Thoto loved being outside. He had a favorite spot under a clump of trees by the water and one day Kyle, one of his primary caregivers, counted 52 blankets in his nest. When you stopped by, he would pop his head up over the grassy knoll and then come running to say hello. You got the feeling that he enjoyed your company as much as you his and it was a pleasure spending time with him. I’ll admit it: two years ago, after we revived Thoto from a near-death experience due to his heart condition, I started spoiling him rotten. He loved shoes, bunny ears, spaghetti, pizza, and sunglasses in that order. He was fascinated by well -manicured toes and preferred the company of women to men.
I miss Thoto every day and I tear up writing this. I’ve added him to the beings that I carry forever in my heart. My heart is getting very heavy……but I will make peace with the sadness yet again because I can’t imagine my life without these wonderful chimpanzees. I am blessed to have known all of them.
Goodbye sweet Thoto Man….
We are sharing our thoughts and memories of Thoto with this video memorial that we hope captures a bit of his incredible spirit and charisma. Thoto’s dearest friend and greatest champion, Dr. Jocelyn Bezner, also shares her memories of Thoto in a deeply moving tribute to an incredible chimpanzee.
Thank you to everyone who makes our work possible.
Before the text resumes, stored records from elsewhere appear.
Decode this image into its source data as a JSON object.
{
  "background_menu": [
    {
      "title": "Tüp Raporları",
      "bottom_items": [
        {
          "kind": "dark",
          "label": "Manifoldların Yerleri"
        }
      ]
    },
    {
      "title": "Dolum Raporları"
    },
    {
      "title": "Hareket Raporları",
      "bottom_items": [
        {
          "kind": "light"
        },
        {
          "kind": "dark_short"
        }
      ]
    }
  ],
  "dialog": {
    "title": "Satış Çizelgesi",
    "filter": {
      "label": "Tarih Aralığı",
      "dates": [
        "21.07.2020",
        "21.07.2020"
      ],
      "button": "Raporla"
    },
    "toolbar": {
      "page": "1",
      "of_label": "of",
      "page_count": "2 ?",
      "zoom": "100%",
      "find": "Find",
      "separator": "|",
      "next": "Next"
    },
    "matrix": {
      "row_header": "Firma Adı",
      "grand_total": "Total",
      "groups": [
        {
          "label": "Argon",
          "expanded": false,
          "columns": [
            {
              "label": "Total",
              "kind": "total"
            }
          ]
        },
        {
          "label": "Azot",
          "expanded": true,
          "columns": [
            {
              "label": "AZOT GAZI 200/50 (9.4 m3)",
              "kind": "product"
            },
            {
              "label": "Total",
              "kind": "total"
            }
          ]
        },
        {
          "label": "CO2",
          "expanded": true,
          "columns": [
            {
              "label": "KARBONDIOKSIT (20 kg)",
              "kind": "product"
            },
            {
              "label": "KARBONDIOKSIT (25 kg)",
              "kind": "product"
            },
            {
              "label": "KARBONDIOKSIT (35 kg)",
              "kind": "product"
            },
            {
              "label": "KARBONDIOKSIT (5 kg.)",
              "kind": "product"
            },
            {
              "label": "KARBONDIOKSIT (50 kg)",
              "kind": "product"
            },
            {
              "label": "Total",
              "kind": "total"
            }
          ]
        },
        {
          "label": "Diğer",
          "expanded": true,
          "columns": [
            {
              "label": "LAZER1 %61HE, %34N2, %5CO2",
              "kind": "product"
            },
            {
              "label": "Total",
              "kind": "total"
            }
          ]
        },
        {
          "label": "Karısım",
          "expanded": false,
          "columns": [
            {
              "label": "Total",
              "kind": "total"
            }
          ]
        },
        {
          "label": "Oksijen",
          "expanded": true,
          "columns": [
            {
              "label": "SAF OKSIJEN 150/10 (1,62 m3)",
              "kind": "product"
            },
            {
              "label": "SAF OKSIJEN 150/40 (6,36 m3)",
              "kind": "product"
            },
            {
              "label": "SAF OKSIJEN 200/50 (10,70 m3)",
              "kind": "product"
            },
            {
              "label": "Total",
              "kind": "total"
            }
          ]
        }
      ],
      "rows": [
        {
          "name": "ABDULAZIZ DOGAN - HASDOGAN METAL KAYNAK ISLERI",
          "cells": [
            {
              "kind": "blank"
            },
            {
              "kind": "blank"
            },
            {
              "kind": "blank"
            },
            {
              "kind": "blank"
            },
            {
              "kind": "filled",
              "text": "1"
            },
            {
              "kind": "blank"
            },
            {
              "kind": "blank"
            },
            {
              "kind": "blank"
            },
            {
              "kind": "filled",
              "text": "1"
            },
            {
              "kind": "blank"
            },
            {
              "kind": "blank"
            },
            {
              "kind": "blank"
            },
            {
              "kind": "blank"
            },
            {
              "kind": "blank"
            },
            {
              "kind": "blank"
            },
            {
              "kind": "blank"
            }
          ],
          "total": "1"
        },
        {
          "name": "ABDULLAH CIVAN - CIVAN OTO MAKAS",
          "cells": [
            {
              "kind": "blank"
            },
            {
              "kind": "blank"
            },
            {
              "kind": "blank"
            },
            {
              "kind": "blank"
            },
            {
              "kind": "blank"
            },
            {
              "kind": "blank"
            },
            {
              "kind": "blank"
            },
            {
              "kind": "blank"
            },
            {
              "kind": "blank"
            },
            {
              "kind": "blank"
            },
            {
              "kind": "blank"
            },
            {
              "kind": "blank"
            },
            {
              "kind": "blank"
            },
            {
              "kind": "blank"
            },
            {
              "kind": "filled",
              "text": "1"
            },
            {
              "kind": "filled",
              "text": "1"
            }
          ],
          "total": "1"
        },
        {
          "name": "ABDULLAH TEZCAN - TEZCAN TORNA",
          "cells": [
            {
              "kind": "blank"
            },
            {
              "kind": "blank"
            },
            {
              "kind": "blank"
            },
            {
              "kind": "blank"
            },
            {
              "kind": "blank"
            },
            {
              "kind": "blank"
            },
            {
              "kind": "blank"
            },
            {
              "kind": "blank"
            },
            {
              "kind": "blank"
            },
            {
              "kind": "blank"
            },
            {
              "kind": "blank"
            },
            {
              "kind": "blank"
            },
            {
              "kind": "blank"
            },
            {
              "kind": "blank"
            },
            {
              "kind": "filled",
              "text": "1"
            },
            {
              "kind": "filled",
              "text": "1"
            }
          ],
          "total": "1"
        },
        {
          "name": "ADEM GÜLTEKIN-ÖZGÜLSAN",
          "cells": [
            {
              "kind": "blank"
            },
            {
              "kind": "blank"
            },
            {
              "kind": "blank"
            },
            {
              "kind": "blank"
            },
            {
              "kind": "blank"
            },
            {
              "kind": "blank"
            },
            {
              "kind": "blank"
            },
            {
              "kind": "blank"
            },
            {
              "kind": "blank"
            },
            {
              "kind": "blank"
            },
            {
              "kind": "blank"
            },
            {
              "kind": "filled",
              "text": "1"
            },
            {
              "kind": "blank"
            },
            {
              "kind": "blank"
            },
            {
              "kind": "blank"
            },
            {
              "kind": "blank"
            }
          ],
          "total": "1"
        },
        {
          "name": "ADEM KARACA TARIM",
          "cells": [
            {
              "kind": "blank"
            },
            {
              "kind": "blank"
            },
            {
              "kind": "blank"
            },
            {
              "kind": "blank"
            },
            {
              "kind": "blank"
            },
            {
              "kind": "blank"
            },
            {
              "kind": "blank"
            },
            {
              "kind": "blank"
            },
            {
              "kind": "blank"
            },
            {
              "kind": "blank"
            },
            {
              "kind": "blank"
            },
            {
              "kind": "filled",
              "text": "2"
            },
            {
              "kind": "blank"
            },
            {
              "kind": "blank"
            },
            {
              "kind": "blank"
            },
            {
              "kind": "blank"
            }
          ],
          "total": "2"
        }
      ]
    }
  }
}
It is because of your compassion and generosity that chimps are able to live out their lives in peace.